● **Task to carry out**: Once you have read the entries below, give them all again without any difference.
━━━━━ Recorded data ━━━━━
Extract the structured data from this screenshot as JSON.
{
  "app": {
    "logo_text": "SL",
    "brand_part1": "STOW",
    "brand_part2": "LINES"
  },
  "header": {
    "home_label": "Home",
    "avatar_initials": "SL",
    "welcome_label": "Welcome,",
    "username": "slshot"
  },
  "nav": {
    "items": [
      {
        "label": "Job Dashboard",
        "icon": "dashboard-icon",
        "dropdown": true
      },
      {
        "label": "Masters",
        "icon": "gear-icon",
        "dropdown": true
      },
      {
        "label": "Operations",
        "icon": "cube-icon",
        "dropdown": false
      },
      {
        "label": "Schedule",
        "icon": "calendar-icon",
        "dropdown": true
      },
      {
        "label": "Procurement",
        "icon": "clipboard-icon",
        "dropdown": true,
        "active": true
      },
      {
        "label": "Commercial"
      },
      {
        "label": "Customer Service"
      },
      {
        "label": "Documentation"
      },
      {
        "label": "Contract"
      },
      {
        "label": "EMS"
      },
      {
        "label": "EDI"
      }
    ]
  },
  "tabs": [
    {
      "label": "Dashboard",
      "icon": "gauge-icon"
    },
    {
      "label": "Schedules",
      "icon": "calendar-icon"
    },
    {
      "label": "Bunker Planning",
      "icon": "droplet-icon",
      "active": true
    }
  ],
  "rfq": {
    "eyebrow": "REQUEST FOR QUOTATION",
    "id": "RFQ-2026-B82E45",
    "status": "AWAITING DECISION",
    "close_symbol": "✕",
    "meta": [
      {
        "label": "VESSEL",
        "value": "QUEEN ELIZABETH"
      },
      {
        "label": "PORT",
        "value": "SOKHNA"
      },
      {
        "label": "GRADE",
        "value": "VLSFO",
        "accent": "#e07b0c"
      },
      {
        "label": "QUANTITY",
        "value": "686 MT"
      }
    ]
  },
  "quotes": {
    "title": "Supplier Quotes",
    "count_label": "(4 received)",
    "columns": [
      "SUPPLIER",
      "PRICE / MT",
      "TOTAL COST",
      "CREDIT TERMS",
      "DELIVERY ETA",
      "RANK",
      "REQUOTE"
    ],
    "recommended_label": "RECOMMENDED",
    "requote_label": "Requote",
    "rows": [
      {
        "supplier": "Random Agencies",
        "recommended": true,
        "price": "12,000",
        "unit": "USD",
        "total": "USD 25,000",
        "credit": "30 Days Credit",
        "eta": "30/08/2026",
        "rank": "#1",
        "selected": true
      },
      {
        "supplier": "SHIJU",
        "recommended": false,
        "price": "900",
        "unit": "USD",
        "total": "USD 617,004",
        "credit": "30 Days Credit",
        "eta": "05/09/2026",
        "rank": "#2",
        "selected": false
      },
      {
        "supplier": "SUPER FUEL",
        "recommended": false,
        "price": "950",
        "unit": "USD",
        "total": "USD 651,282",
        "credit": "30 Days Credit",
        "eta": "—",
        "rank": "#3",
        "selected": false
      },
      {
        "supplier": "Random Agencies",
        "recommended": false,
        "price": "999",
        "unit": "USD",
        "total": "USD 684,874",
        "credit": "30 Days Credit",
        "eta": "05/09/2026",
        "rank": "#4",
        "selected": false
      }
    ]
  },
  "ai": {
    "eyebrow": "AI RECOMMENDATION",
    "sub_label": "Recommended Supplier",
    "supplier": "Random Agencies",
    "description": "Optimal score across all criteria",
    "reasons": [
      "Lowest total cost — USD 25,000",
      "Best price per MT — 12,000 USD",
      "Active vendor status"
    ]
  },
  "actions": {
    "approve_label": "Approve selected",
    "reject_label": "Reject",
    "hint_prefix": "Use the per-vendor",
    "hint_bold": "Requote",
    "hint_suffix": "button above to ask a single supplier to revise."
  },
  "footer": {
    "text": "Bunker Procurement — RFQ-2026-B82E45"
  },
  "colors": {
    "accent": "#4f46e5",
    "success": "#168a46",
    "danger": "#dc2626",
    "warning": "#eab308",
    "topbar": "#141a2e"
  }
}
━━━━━
● **Completed exercise**:
Extract the structured data from this screenshot as JSON.
{
  "app": {
    "logo_text": "SL",
    "brand_part1": "STOW",
    "brand_part2": "LINES"
  },
  "header": {
    "home_label": "Home",
    "avatar_initials": "SL",
    "welcome_label": "Welcome,",
    "username": "slshot"
  },
  "nav": {
    "items": [
      {
        "label": "Job Dashboard",
        "icon": "dashboard-icon",
        "dropdown": true
      },
      {
        "label": "Masters",
        "icon": "gear-icon",
        "dropdown": true
      },
      {
        "label": "Operations",
        "icon": "cube-icon",
        "dropdown": false
      },
      {
        "label": "Schedule",
        "icon": "calendar-icon",
        "dropdown": true
      },
      {
        "label": "Procurement",
        "icon": "clipboard-icon",
        "dropdown": true,
        "active": true
      },
      {
        "label": "Commercial"
      },
      {
        "label": "Customer Service"
      },
      {
        "label": "Documentation"
      },
      {
        "label": "Contract"
      },
      {
        "label": "EMS"
      },
      {
        "label": "EDI"
      }
    ]
  },
  "tabs": [
    {
      "label": "Dashboard",
      "icon": "gauge-icon"
    },
    {
      "label": "Schedules",
      "icon": "calendar-icon"
    },
    {
      "label": "Bunker Planning",
      "icon": "droplet-icon",
      "active": true
    }
  ],
  "rfq": {
    "eyebrow": "REQUEST FOR QUOTATION",
    "id": "RFQ-2026-B82E45",
    "status": "AWAITING DECISION",
    "close_symbol": "✕",
    "meta": [
      {
        "label": "VESSEL",
        "value": "QUEEN ELIZABETH"
      },
      {
        "label": "PORT",
        "value": "SOKHNA"
      },
      {
        "label": "GRADE",
        "value": "VLSFO",
        "accent": "#e07b0c"
      },
      {
        "label": "QUANTITY",
        "value": "686 MT"
      }
    ]
  },
  "quotes": {
    "title": "Supplier Quotes",
    "count_label": "(4 received)",
    "columns": [
      "SUPPLIER",
      "PRICE / MT",
      "TOTAL COST",
      "CREDIT TERMS",
      "DELIVERY ETA",
      "RANK",
      "REQUOTE"
    ],
    "recommended_label": "RECOMMENDED",
    "requote_label": "Requote",
    "rows": [
      {
        "supplier": "Random Agencies",
        "recommended": true,
        "price": "12,000",
        "unit": "USD",
        "total": "USD 25,000",
        "credit": "30 Days Credit",
        "eta": "30/08/2026",
        "rank": "#1",
        "selected": true
      },
      {
        "supplier": "SHIJU",
        "recommended": false,
        "price": "900",
        "unit": "USD",
        "total": "USD 617,004",
        "credit": "30 Days Credit",
        "eta": "05/09/2026",
        "rank": "#2",
        "selected": false
      },
      {
        "supplier": "SUPER FUEL",
        "recommended": false,
        "price": "950",
        "unit": "USD",
        "total": "USD 651,282",
        "credit": "30 Days Credit",
        "eta": "—",
        "rank": "#3",
        "selected": false
      },
      {
        "supplier": "Random Agencies",
        "recommended": false,
        "price": "999",
        "unit": "USD",
        "total": "USD 684,874",
        "credit": "30 Days Credit",
        "eta": "05/09/2026",
        "rank": "#4",
        "selected": false
      }
    ]
  },
  "ai": {
    "eyebrow": "AI RECOMMENDATION",
    "sub_label": "Recommended Supplier",
    "supplier": "Random Agencies",
    "description": "Optimal score across all criteria",
    "reasons": [
      "Lowest total cost — USD 25,000",
      "Best price per MT — 12,000 USD",
      "Active vendor status"
    ]
  },
  "actions": {
    "approve_label": "Approve selected",
    "reject_label": "Reject",
    "hint_prefix": "Use the per-vendor",
    "hint_bold": "Requote",
    "hint_suffix": "button above to ask a single supplier to revise."
  },
  "footer": {
    "text": "Bunker Procurement — RFQ-2026-B82E45"
  },
  "colors": {
    "accent": "#4f46e5",
    "success": "#168a46",
    "danger": "#dc2626",
    "warning": "#eab308",
    "topbar": "#141a2e"
  }
}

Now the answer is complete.